EXERCISE: This exercise asks for an exact copy of every entry below, with pictures omitted.
###
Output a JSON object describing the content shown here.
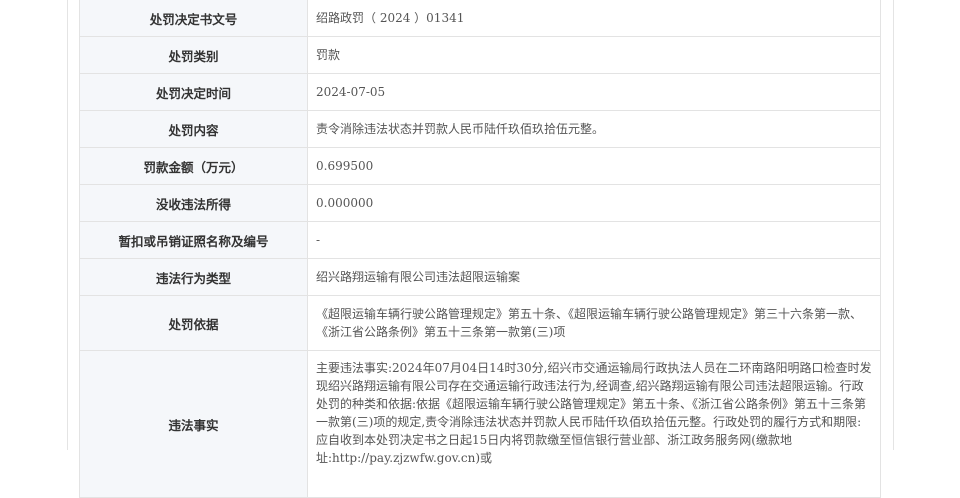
{
  "table": {
    "rows": [
      {
        "label": "处罚决定书文号",
        "value": "绍路政罚（ 2024 ）01341"
      },
      {
        "label": "处罚类别",
        "value": "罚款"
      },
      {
        "label": "处罚决定时间",
        "value": "2024-07-05"
      },
      {
        "label": "处罚内容",
        "value": "责令消除违法状态并罚款人民币陆仟玖佰玖拾伍元整。"
      },
      {
        "label": "罚款金额（万元）",
        "value": "0.699500"
      },
      {
        "label": "没收违法所得",
        "value": "0.000000"
      },
      {
        "label": "暂扣或吊销证照名称及编号",
        "value": "-"
      },
      {
        "label": "违法行为类型",
        "value": "绍兴路翔运输有限公司违法超限运输案"
      },
      {
        "label": "处罚依据",
        "value": "《超限运输车辆行驶公路管理规定》第五十条、《超限运输车辆行驶公路管理规定》第三十六条第一款、《浙江省公路条例》第五十三条第一款第(三)项"
      },
      {
        "label": "违法事实",
        "value": "主要违法事实:2024年07月04日14时30分,绍兴市交通运输局行政执法人员在二环南路阳明路口检查时发现绍兴路翔运输有限公司存在交通运输行政违法行为,经调查,绍兴路翔运输有限公司违法超限运输。行政处罚的种类和依据:依据《超限运输车辆行驶公路管理规定》第五十条、《浙江省公路条例》第五十三条第一款第(三)项的规定,责令消除违法状态并罚款人民币陆仟玖佰玖拾伍元整。行政处罚的履行方式和期限:应自收到本处罚决定书之日起15日内将罚款缴至恒信银行营业部、浙江政务服务网(缴款地址:http://pay.zjzwfw.gov.cn)或"
      }
    ]
  }
}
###
ANSWER BOX:
Output a JSON object describing the content shown here.
{
  "table": {
    "rows": [
      {
        "label": "处罚决定书文号",
        "value": "绍路政罚（ 2024 ）01341"
      },
      {
        "label": "处罚类别",
        "value": "罚款"
      },
      {
        "label": "处罚决定时间",
        "value": "2024-07-05"
      },
      {
        "label": "处罚内容",
        "value": "责令消除违法状态并罚款人民币陆仟玖佰玖拾伍元整。"
      },
      {
        "label": "罚款金额（万元）",
        "value": "0.699500"
      },
      {
        "label": "没收违法所得",
        "value": "0.000000"
      },
      {
        "label": "暂扣或吊销证照名称及编号",
        "value": "-"
      },
      {
        "label": "违法行为类型",
        "value": "绍兴路翔运输有限公司违法超限运输案"
      },
      {
        "label": "处罚依据",
        "value": "《超限运输车辆行驶公路管理规定》第五十条、《超限运输车辆行驶公路管理规定》第三十六条第一款、《浙江省公路条例》第五十三条第一款第(三)项"
      },
      {
        "label": "违法事实",
        "value": "主要违法事实:2024年07月04日14时30分,绍兴市交通运输局行政执法人员在二环南路阳明路口检查时发现绍兴路翔运输有限公司存在交通运输行政违法行为,经调查,绍兴路翔运输有限公司违法超限运输。行政处罚的种类和依据:依据《超限运输车辆行驶公路管理规定》第五十条、《浙江省公路条例》第五十三条第一款第(三)项的规定,责令消除违法状态并罚款人民币陆仟玖佰玖拾伍元整。行政处罚的履行方式和期限:应自收到本处罚决定书之日起15日内将罚款缴至恒信银行营业部、浙江政务服务网(缴款地址:http://pay.zjzwfw.gov.cn)或"
      }
    ]
  }
}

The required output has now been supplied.